Vitamin B7 RDA: Everything You Need to Know

vitamin b7 rda

Vitamin B7, also known as biotin and vitamin H, belongs to the B complex of vitamins. It is a water-soluble vitamin that plays a vital role in the metabolism of fatty acids, glucose and amino acids.

Biotin has many notable health benefits, which range from boosting the immune system to promoting energy production and supporting foetal development. Here are 9 key health benefits of vitamin B7.

If you’re interested in the recommended daily intake for this vitamin, keep reading — here we’ll cover everything you need to know about the vitamin B7 RDA.


How Much Vitamin B7 Should You Take Daily?

Biotin is a water-soluble vitamin, so it isn’t stored in the body.
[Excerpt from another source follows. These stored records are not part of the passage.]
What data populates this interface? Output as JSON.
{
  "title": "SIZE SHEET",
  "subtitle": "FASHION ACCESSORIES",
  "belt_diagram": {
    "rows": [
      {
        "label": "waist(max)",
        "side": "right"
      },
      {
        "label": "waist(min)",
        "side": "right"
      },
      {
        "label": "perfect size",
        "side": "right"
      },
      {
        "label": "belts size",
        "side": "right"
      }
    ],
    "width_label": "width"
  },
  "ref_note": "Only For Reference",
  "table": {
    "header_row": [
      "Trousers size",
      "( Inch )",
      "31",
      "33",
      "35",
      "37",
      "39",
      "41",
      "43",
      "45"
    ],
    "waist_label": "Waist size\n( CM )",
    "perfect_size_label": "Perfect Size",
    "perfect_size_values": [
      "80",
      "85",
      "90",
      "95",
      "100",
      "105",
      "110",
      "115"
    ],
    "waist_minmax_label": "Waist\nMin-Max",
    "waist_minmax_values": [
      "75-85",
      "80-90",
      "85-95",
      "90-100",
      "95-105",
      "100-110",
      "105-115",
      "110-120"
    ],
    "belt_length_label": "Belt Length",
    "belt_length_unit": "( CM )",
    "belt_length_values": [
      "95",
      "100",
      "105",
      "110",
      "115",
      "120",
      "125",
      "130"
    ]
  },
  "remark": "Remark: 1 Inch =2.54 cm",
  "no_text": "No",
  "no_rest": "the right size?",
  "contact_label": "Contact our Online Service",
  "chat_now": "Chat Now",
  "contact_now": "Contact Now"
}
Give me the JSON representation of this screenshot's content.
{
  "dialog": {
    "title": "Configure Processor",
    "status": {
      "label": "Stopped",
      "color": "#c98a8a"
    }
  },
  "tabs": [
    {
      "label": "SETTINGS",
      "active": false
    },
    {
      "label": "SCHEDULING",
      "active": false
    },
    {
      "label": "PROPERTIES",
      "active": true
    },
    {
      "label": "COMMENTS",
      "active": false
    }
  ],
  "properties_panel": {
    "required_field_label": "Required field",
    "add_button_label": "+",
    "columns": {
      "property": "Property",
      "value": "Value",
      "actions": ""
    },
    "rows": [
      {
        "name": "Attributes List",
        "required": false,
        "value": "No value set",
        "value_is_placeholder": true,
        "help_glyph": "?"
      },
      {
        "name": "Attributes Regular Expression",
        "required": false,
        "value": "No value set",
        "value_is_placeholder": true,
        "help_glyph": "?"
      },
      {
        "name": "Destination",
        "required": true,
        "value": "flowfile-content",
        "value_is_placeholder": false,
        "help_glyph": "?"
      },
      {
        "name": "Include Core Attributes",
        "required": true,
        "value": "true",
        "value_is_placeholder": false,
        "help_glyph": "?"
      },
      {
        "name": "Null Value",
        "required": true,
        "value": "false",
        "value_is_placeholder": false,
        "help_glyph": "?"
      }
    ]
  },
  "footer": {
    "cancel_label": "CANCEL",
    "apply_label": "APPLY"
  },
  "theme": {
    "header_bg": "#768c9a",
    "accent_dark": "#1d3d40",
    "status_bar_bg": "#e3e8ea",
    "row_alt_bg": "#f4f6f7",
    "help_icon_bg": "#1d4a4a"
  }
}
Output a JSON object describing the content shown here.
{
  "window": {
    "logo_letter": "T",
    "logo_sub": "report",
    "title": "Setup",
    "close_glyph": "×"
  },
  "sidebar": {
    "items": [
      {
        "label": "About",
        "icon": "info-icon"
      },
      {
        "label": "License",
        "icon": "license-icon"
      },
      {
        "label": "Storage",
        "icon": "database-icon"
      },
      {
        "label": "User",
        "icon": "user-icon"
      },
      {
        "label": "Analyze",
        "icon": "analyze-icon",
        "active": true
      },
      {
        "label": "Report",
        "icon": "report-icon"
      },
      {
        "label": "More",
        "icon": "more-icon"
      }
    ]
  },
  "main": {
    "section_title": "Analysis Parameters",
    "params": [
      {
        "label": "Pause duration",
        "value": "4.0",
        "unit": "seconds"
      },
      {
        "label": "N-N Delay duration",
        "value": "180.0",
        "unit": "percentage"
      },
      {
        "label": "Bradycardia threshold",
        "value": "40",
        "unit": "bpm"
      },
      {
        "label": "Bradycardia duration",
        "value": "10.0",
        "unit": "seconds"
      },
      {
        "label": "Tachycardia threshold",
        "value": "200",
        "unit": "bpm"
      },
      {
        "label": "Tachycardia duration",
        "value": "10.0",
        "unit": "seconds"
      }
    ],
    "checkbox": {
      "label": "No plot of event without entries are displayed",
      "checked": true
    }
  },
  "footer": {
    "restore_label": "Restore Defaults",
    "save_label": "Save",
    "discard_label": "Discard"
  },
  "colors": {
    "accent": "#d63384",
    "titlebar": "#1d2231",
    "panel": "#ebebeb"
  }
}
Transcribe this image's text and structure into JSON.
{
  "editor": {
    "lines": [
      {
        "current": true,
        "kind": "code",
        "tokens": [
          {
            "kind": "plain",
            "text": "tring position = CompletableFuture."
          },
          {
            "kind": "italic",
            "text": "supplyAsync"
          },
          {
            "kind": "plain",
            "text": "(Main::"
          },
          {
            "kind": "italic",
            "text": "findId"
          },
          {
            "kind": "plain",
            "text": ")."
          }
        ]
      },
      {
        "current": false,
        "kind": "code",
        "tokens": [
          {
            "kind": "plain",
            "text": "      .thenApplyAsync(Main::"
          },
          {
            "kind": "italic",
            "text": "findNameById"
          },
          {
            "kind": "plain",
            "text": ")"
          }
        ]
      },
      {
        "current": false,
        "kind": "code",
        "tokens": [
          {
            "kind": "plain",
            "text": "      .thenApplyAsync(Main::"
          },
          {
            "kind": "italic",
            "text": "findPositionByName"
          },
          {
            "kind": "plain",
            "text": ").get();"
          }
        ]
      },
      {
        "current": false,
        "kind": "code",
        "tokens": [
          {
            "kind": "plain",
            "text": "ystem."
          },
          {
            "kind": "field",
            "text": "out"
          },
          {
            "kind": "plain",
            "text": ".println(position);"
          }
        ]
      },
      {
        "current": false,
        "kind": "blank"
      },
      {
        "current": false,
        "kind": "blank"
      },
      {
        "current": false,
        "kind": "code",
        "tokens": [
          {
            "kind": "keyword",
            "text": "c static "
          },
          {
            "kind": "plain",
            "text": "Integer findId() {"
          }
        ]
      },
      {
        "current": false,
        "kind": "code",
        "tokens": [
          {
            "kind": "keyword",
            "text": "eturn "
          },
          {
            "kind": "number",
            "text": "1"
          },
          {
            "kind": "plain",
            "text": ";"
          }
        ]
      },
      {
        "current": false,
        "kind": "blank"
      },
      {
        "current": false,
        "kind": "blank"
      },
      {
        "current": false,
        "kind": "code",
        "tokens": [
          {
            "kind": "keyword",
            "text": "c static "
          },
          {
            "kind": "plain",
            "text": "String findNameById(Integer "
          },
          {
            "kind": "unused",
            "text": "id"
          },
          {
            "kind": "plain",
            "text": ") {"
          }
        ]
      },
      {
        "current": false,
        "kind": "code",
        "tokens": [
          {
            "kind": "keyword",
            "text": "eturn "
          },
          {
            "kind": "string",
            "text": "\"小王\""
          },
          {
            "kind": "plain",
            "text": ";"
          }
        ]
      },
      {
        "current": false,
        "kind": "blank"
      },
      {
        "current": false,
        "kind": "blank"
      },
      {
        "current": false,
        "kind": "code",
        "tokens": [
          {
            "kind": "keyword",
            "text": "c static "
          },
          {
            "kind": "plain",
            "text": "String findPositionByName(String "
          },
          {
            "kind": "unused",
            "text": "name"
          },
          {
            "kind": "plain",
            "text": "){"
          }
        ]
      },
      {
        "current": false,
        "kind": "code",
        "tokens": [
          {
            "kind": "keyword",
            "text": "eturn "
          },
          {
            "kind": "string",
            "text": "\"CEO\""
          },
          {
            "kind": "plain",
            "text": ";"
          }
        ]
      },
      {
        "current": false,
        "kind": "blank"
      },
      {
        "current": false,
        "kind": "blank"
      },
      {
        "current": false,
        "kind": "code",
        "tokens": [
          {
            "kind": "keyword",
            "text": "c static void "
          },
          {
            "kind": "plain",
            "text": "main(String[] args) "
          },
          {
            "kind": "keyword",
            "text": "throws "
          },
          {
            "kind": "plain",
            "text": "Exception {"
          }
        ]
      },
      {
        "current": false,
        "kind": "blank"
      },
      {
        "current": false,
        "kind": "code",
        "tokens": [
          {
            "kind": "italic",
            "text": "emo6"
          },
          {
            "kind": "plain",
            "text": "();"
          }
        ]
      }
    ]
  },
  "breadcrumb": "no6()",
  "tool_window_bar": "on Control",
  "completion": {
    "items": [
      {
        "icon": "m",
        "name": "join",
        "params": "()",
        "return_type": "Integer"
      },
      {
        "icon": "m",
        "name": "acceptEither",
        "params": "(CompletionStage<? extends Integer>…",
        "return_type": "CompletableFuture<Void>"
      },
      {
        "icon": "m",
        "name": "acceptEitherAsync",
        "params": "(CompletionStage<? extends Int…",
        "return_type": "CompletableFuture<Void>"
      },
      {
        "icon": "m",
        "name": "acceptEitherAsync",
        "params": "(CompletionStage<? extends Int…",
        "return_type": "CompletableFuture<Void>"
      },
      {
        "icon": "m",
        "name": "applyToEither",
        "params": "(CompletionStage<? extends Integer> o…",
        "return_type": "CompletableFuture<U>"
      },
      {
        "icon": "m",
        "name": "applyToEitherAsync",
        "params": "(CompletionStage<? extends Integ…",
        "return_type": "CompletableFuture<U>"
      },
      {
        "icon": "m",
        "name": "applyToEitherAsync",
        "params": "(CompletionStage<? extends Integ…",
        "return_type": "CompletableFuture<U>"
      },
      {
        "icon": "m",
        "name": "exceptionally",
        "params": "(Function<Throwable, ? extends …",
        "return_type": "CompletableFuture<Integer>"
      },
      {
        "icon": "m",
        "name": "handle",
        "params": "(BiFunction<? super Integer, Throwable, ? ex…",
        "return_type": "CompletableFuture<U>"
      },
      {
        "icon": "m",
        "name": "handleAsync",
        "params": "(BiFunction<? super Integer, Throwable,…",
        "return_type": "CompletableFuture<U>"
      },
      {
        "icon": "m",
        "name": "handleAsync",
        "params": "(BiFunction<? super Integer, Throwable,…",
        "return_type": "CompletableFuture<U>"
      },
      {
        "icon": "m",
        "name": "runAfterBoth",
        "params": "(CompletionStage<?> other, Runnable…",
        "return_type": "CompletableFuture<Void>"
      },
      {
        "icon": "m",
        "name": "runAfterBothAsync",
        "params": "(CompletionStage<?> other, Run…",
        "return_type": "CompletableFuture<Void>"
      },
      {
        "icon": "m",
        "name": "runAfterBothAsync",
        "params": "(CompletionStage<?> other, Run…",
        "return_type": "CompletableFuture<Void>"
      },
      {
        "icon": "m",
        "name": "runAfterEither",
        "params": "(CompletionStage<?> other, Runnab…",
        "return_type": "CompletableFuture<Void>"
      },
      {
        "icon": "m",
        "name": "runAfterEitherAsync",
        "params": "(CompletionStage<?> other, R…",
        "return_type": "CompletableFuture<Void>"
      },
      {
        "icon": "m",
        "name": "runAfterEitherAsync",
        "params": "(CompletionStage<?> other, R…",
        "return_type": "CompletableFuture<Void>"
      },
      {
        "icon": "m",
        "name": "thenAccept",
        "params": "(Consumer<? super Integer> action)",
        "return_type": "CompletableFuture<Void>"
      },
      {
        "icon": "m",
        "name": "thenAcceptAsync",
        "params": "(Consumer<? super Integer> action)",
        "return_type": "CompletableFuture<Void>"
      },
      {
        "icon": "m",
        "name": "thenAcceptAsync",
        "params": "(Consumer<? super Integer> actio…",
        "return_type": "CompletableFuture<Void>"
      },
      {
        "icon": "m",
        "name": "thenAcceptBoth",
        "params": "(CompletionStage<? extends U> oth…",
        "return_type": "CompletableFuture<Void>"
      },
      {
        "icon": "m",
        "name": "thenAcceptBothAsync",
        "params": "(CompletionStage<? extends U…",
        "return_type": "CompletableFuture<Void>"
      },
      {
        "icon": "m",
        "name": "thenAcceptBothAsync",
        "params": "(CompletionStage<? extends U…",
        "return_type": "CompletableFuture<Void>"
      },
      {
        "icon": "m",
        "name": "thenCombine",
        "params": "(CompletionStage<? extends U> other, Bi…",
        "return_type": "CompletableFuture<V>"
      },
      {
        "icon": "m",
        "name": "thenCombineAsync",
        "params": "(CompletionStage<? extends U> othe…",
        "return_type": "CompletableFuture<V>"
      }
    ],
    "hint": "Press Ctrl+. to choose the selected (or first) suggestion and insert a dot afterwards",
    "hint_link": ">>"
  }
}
This means that you need to consume it daily to replenish the levels in your body. Any excess biotin is excreted through urine, so there is no risk of toxicity in case of an overdose.

The Nutrient Reference Value (NRV, previously known as Recommended Daily Allowance or RDA) for vitamin B7 varies based on age, gender and reproductive status.

For adults aged 19+ years old, the vitamin B7 RDA/NRV is 30mcg per day.

In addition to addressing deficiency issues, vitamin B7 can support various bodily functions and address a range of health conditions as well. However, further research is needed to determine the recommended intake.

  • For pregnant women, the vitamin B7 RDA is 30mcg per day
  • For lactating women, the vitamin B7 RDA is 35mcg per day

In case of biotin deficiency, up to 10mg every day is recommended.

For children, the vitamin B7 RDA is as follows:

  • Infants up to 6 months old: 5mcg per day
  • Infants 7-12 months old: 6mcg per day
  • Children 1-3 years old: 8mcg per day
  • Children 4-8 years old: 12mcg per day
  • Children 9-13 years old: 20mcg per day
  • Teenagers 14-18 years old: 25mcg per day for both males and females


Vitamin B7 Deficiency

Vitamin B7 deficiency is of two types: primary and secondary. Primary deficiency is the result of inadequate dietary intake of vitamin B7. On the other hand, secondary deficiency is generally caused by health conditions that impact how the body absorbs nutrients. Similarly, people who are on certain medications might be at risk of developing vitamin B7 deficiency.

The most common type of biotin deficiency is biotinidase deficiency (BTD). BTD is a condition whereby the body isn’t able to use the biotin it absorbs, which in turn leads to biotin deficiency. Biotinidase deficiency is the result of a mutation in the BTD gene, which tells the body how to make the enzyme biotinidase. Without it, the body can’t extract biotin from food.

Approximately 1 in 60,000 newborn babies has biotinidase deficiency. Usually, symptoms of the condition are visible within the first few weeks or months of life. These symptoms include:

  • Weak muscles and/or hypotonia
  • Eczema
  • Seizures
  • Developmental delay
  • Hair loss

BTD needs to be addressed early on, otherwise it can lead to a coma.


Signs and Symptoms of Vitamin B6 Deficiency

If you’re biotin deficient, you’ll likely experience symptoms such as:

  • Dry eyes
  • Hair loss
  • Dry skin (which might include unsightly scaly patches)
  • Brittle hair
  • Red skin rashes (especially on the face)
  • Difficulty sleeping
  • Loss of appetite
  • Tiredness and fatigue
  • Nausea
  • Muscle pain
  • Seizures
  • Difficulty walking
  • Depression
  • Burning or prickling sensation in the hands and feet
  • Cracking in the corners of the mouth


Overdose and Toxicity

Vitamin B7 is generally considered safe. There is no daily Upper Intake Level for biotin, which is the highest intake amount that isn’t likely to cause adverse effects. Doses of up to 5mg per day for two years weren’t associated with side effects or other complications.

Oral biotin supplementation in doses of up to 200mg/day, which is close to 7,000 times the RDA, have been well tolerated in people with hereditary biotin metabolism disorders. Moreover, daily supplementation with doses between 100 and 600mg for several months was also well tolerated in those with progressive multiple sclerosis.

Generally, you’ll be able to meet your vitamin B7 RDA/NRV from your diet. Check out this list of 14 vitamin B7 food sources if you’re looking to increase your intake.

If you suffer from biotin deficiency, then simply eating vitamin B7-rich foods might not be sufficient. In this case, you might want to consider a biotin food supplement to address the deficiency.

Please keep in mind that taking a biotin supplement might lead to an imbalance of B-complex vitamins. To avoid this, taking a multivitamin or B-complex vitamin supplement instead is recommended.